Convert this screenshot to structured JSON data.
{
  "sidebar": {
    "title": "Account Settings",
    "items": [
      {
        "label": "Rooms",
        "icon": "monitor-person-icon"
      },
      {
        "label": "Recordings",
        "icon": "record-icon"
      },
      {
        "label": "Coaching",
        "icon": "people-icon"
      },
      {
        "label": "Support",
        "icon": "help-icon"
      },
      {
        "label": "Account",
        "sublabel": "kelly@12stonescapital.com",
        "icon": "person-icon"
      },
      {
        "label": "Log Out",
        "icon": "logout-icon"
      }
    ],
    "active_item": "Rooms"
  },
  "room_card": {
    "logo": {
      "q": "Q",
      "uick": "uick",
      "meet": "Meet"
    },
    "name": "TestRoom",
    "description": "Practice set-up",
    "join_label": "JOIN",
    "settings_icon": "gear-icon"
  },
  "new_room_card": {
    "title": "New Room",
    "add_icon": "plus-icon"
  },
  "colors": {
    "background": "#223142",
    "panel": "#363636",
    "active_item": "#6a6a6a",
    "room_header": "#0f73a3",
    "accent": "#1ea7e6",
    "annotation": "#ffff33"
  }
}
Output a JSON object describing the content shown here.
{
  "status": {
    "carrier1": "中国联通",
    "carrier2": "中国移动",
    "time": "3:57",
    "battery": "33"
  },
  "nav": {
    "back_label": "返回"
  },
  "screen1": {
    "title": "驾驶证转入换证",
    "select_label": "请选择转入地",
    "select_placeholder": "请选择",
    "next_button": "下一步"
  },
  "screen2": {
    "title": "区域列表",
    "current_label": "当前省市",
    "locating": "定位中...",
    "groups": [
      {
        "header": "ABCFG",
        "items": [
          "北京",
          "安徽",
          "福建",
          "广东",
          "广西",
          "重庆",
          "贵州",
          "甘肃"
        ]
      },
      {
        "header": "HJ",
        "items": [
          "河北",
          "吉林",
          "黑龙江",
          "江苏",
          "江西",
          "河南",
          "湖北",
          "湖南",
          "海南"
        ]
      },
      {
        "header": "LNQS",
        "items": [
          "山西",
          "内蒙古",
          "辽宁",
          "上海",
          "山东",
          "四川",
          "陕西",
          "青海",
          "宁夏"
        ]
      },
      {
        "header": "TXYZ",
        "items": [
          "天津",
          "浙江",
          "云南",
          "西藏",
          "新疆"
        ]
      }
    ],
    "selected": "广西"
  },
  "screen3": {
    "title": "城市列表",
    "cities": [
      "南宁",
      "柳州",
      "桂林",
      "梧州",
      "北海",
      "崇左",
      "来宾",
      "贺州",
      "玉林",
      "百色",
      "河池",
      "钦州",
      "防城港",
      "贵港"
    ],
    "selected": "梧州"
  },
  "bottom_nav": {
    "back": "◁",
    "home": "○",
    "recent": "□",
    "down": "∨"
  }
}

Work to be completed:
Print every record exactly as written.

Result for this task:
Convert this screenshot to structured JSON data.
{
  "sidebar": {
    "title": "Account Settings",
    "items": [
      {
        "label": "Rooms",
        "icon": "monitor-person-icon"
      },
      {
        "label": "Recordings",
        "icon": "record-icon"
      },
      {
        "label": "Coaching",
        "icon": "people-icon"
      },
      {
        "label": "Support",
        "icon": "help-icon"
      },
      {
        "label": "Account",
        "sublabel": "kelly@12stonescapital.com",
        "icon": "person-icon"
      },
      {
        "label": "Log Out",
        "icon": "logout-icon"
      }
    ],
    "active_item": "Rooms"
  },
  "room_card": {
    "logo": {
      "q": "Q",
      "uick": "uick",
      "meet": "Meet"
    },
    "name": "TestRoom",
    "description": "Practice set-up",
    "join_label": "JOIN",
    "settings_icon": "gear-icon"
  },
  "new_room_card": {
    "title": "New Room",
    "add_icon": "plus-icon"
  },
  "colors": {
    "background": "#223142",
    "panel": "#363636",
    "active_item": "#6a6a6a",
    "room_header": "#0f73a3",
    "accent": "#1ea7e6",
    "annotation": "#ffff33"
  }
}
Output a JSON object describing the content shown here.
{
  "status": {
    "carrier1": "中国联通",
    "carrier2": "中国移动",
    "time": "3:57",
    "battery": "33"
  },
  "nav": {
    "back_label": "返回"
  },
  "screen1": {
    "title": "驾驶证转入换证",
    "select_label": "请选择转入地",
    "select_placeholder": "请选择",
    "next_button": "下一步"
  },
  "screen2": {
    "title": "区域列表",
    "current_label": "当前省市",
    "locating": "定位中...",
    "groups": [
      {
        "header": "ABCFG",
        "items": [
          "北京",
          "安徽",
          "福建",
          "广东",
          "广西",
          "重庆",
          "贵州",
          "甘肃"
        ]
      },
      {
        "header": "HJ",
        "items": [
          "河北",
          "吉林",
          "黑龙江",
          "江苏",
          "江西",
          "河南",
          "湖北",
          "湖南",
          "海南"
        ]
      },
      {
        "header": "LNQS",
        "items": [
          "山西",
          "内蒙古",
          "辽宁",
          "上海",
          "山东",
          "四川",
          "陕西",
          "青海",
          "宁夏"
        ]
      },
      {
        "header": "TXYZ",
        "items": [
          "天津",
          "浙江",
          "云南",
          "西藏",
          "新疆"
        ]
      }
    ],
    "selected": "广西"
  },
  "screen3": {
    "title": "城市列表",
    "cities": [
      "南宁",
      "柳州",
      "桂林",
      "梧州",
      "北海",
      "崇左",
      "来宾",
      "贺州",
      "玉林",
      "百色",
      "河池",
      "钦州",
      "防城港",
      "贵港"
    ],
    "selected": "梧州"
  },
  "bottom_nav": {
    "back": "◁",
    "home": "○",
    "recent": "□",
    "down": "∨"
  }
}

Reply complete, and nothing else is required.